‘Rocabarraigh’, a film by Thomas Abercromby
This film was part of Thomas Abercromby’s first solo exhibition, commission by Market Gallery at French Street Studios in October 2022.
Rocabarraigh, a phantom island in Scottish Gaelic myth, will appear three times, the last being at the end of the world.
On the first of June 1997, Greenpeace climate activists landed on the tiny uninhabitable granite islet of Rockall in the Atlantic Ocean, situated over 200 miles from the nearest permanently inhabited place in North Uist. The landing was part of Greenpeace’s Atlantic Frontier Campaign, which campaigned to protect the surrounding seas from new oil drilling contracts. Six days into the 42-day occupation, a flag was raised on the islet, declaring Rockall the capital of The Global State of Waveland. Members of the public were then invited to request a certificate of citizenship, and in the following six months, more than 15,000 people applied to be citizens of this micronation. In light of this activism, the British Government dropped Rockall’s maritime boundary designation (EEZ), ending the UK’s attempt to issue new oil and gas exploration contracts in the area. The Global State of Waveland emphasised its conviction of protecting the environment even from a nation as powerful as Britain by playing them at their own game. In doing so, it revealed the absurdity of nationhood.

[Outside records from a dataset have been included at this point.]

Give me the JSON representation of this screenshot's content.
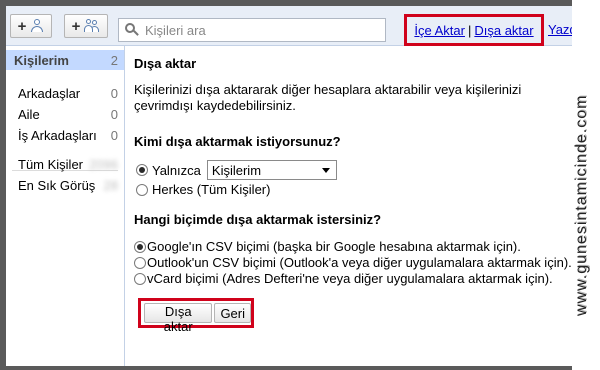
{
  "toolbar": {
    "search_placeholder": "Kişileri ara",
    "import_label": "İçe Aktar",
    "separator": "|",
    "export_label": "Dışa aktar",
    "print_label": "Yazdır",
    "add_contact_label": "+",
    "add_group_label": "+"
  },
  "sidebar": {
    "header": {
      "label": "Kişilerim",
      "count": "2"
    },
    "groups": [
      {
        "label": "Arkadaşlar",
        "count": "0"
      },
      {
        "label": "Aile",
        "count": "0"
      },
      {
        "label": "İş Arkadaşları",
        "count": "0"
      }
    ],
    "others": [
      {
        "label": "Tüm Kişiler",
        "count": "2096"
      },
      {
        "label": "En Sık Görüş",
        "count": "28"
      }
    ]
  },
  "main": {
    "title": "Dışa aktar",
    "description": "Kişilerinizi dışa aktararak diğer hesaplara aktarabilir veya kişilerinizi çevrimdışı kaydedebilirsiniz.",
    "who_question": "Kimi dışa aktarmak istiyorsunuz?",
    "who_options": {
      "only_label": "Yalnızca",
      "only_select_value": "Kişilerim",
      "everyone_label": "Herkes (Tüm Kişiler)",
      "selected": "only"
    },
    "format_question": "Hangi biçimde dışa aktarmak istersiniz?",
    "formats": [
      {
        "label": "Google'ın CSV biçimi (başka bir Google hesabına aktarmak için).",
        "checked": true
      },
      {
        "label": "Outlook'un CSV biçimi (Outlook'a veya diğer uygulamalara aktarmak için).",
        "checked": false
      },
      {
        "label": "vCard biçimi (Adres Defteri'ne veya diğer uygulamalara aktarmak için).",
        "checked": false
      }
    ],
    "export_button": "Dışa aktar",
    "back_button": "Geri"
  },
  "watermark": "www.gunesintamicinde.com",
  "colors": {
    "accent_blue": "#c3d9ff",
    "toolbar_bg": "#e8eef7",
    "highlight_red": "#d0021b",
    "link": "#0000cc"
  },
  "icons": [
    "add-contact-icon",
    "add-group-icon",
    "search-icon",
    "dropdown-arrow-icon"
  ]
}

Using archival footage, performance, references to Celtic mythology and interviews between The Global State of Waveland activist Al Baker and Stop Cambo campaigner Lauren MacDonald, the film investigates the overlooked history of the islet’s status as the last territorial expanse of the British Empire and its subsequent occupation by climate activists in 1997. Abercromby’s work explores the relationship between imperialism, sovereignty and ecological collapse by bringing to the fore environmental activists’ efforts from our recent past while drawing links to the current climate emergency.
The exhibition featured a sculptural work by the artist made from jet stone beads derived from wood, transformed under extreme pressure, which are often prevalent in ancient Celtic rituals. These were intertwined with other semi-precious minerals such as Gold Claddaghs from Ireland and scallop shells (originally used as early Scottish quaichs) overflowing with seawater, traditionally a symbol of love, loyalty and friendship. This work asked us to think about how we inhabit the world, our values, our responsibilities and the possibilities of finding kinship amongst humans and non-humans. Displayed alongside the film and sculptural work were a series of never-before-seen archival objects from the occupation of Rockall, including the original Waveland flag, a passport and currency, as well as photographs and secret planning documents. Together, these items offered further glimpses into this little-known and often-overlooked key piece of environmental activism in Scotland.